Travel across the Holburn Viaduct with me,the first bridge built in London, to Christ Church Greyfriar's Garden, which is a cute little hidden gem with the garden organized as the pews were. Next on the list is the the Towers of London, which houses the Crown Jewels and the Queen's guard (they live inside with their families).
For dinner, we went to Brick Lane-just a strip of middle eastern food with men standing outside trying to beckon you into their restaurant with deals. But the food was amazing! Fun fact, chicken tikka Marsala (not an actual Indian dish) is the national dish. We walked through Shoreditch, the super hipster-gentrified-graffitied-funky funk area to Brewdog, which was some really yummy craft beers.

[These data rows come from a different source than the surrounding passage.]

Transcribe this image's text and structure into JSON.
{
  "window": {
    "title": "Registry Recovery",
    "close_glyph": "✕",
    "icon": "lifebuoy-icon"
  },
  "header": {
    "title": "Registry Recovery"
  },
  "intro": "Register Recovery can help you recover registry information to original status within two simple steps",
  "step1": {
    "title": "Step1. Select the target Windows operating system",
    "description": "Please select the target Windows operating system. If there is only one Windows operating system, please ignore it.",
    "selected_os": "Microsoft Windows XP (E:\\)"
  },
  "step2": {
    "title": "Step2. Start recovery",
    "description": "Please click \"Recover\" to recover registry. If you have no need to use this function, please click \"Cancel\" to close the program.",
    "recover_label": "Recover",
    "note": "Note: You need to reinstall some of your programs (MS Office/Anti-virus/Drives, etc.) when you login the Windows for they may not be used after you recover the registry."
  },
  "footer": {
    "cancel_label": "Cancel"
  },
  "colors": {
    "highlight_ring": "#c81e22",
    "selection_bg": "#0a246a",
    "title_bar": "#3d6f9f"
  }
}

Yesterday...I may have originally taken the wrong tube line to Westminster, but it's fine. I self corrected and got there to take in the magnificence of Westminster Abbey, the only attraction that I paid for yesterday. Totally worth the 20 pounds. The best way to tritely describe it--they're collecting famous dead people-Kings, queens, soldiers, poets, authors, scientists. It was breathtaking. But again...so many people. Then I admired Houses of Parliament and Big Ben, walked through Whitehall garden, across the Jubilee bridges into Southbank, which is where the London Eye is. I looked at it, looked at the line, took a picture and kept walking. Going back across Westminster Bridge, I crossed through Horse Guard Rd. and past the Churchhill War Rooms, through St. James Park (a beautiful little reprieve from the city), and right to the gates of Buckingham Palace! I was slightly disappointed that the bobbies don't stand outside the gates anymore and that there weren't any corgis running around on the lawn. But I'm still in awe of how amazing it was...from the outside... Then I snuck into the gift shop (go up along the left side of the palace gates and you'll see it), and it's basically a shrine to corgis and it's wonderful. But seriously, if you don't want to pay to go into the castle, just go to the gift shop because they have stuff that no one else has.

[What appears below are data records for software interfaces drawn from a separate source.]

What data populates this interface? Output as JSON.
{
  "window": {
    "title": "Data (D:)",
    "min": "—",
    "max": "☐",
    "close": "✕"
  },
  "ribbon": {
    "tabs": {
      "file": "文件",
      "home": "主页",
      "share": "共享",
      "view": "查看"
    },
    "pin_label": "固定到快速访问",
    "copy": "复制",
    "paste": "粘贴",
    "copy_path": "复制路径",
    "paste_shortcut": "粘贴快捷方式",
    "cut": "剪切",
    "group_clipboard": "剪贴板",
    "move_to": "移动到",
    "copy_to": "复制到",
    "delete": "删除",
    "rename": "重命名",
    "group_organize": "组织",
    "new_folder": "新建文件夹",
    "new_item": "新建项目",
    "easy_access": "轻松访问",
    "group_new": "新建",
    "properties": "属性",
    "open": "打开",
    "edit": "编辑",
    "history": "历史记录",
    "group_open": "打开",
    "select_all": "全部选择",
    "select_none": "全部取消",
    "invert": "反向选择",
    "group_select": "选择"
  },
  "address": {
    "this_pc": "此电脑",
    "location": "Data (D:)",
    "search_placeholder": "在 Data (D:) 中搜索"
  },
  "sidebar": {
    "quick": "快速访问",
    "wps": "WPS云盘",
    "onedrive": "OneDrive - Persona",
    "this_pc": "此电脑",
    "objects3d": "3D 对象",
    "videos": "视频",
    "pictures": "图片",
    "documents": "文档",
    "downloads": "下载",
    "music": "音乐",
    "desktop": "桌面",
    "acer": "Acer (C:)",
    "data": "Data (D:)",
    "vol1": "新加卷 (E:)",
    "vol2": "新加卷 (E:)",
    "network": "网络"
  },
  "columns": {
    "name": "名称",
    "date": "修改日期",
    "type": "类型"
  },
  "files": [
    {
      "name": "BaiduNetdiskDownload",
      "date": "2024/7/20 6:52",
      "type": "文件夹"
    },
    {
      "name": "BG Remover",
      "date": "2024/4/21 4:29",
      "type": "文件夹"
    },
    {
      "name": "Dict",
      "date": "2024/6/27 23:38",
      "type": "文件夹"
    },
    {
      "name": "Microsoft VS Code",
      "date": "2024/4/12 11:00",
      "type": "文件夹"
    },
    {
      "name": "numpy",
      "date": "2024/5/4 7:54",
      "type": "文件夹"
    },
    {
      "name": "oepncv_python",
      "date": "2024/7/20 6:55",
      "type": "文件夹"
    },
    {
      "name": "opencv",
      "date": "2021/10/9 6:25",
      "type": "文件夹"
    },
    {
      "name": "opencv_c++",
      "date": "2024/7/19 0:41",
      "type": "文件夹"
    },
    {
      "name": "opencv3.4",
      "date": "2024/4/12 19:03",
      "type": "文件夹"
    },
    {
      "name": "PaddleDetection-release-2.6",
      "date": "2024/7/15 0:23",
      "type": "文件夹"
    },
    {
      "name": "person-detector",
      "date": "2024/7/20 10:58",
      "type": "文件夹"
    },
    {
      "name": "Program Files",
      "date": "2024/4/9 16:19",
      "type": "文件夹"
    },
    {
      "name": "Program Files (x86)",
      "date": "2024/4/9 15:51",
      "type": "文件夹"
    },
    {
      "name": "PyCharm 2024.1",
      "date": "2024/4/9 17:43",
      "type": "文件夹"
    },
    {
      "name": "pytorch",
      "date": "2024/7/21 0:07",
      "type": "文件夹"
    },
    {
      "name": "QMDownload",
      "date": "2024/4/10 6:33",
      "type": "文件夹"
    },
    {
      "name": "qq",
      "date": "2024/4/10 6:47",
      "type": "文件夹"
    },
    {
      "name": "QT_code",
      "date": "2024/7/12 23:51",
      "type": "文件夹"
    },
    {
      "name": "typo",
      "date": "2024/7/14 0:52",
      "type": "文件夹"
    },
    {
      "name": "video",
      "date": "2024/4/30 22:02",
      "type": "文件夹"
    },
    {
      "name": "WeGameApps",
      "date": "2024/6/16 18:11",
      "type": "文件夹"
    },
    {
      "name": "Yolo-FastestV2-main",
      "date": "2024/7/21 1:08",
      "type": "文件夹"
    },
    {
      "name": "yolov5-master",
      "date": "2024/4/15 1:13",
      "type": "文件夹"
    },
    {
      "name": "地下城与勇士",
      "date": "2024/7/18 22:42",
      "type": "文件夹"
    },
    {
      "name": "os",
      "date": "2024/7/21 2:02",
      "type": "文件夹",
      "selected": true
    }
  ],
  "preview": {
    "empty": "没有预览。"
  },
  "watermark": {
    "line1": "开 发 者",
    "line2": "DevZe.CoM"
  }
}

For dinner, we went to Poppie's Fish and chips which was YUM! It's a cute little diner style restaurant. Then we went on an awesome Jack the Ripper tour. Turns out Gracie lives across the street from where Jack the Ripper killed his last victim (also the worst mutilation). So yeah...no ch ace this street is haunted at all...

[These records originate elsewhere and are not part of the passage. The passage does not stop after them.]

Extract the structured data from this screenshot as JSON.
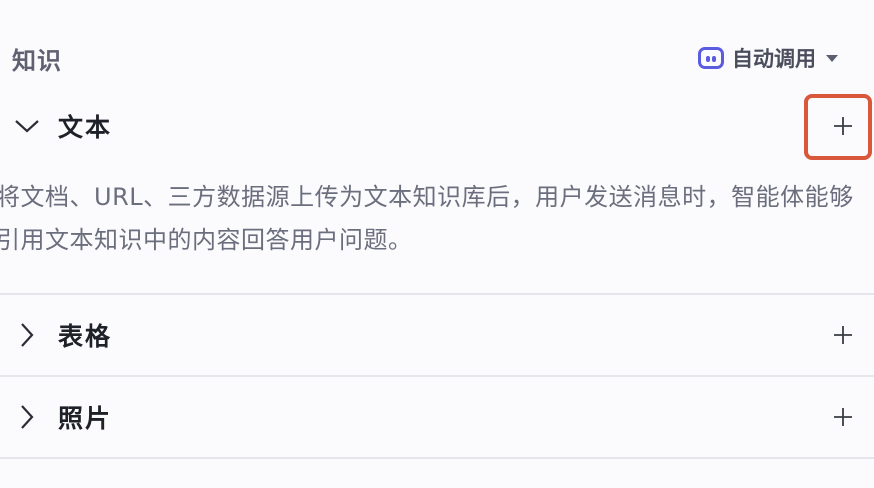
{
  "header": {
    "title": "知识",
    "auto_call_label": "自动调用",
    "auto_call_icon": "robot-icon",
    "accent_color": "#5b5ce0"
  },
  "groups": [
    {
      "label": "文本",
      "expanded": true,
      "chevron": "chevron-down-icon",
      "add_icon": "plus-icon"
    },
    {
      "label": "表格",
      "expanded": false,
      "chevron": "chevron-right-icon",
      "add_icon": "plus-icon"
    },
    {
      "label": "照片",
      "expanded": false,
      "chevron": "chevron-right-icon",
      "add_icon": "plus-icon"
    }
  ],
  "text_description": "将文档、URL、三方数据源上传为文本知识库后，用户发送消息时，智能体能够引用文本知识中的内容回答用户问题。",
  "highlight_color": "#d9573a"
}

We kept up with the Ripper theme by going for a nightcap at Ten Bells Pub, where a couple of his victims used to partake. It actually used to be named Jack the Ripper until some reasonable soul pointed out that we should not be glorifying a serial killer.
So in two days, I've walked a total of 50,000 steps. I don't feel bad about my fish and chips at all.
Time to go explore,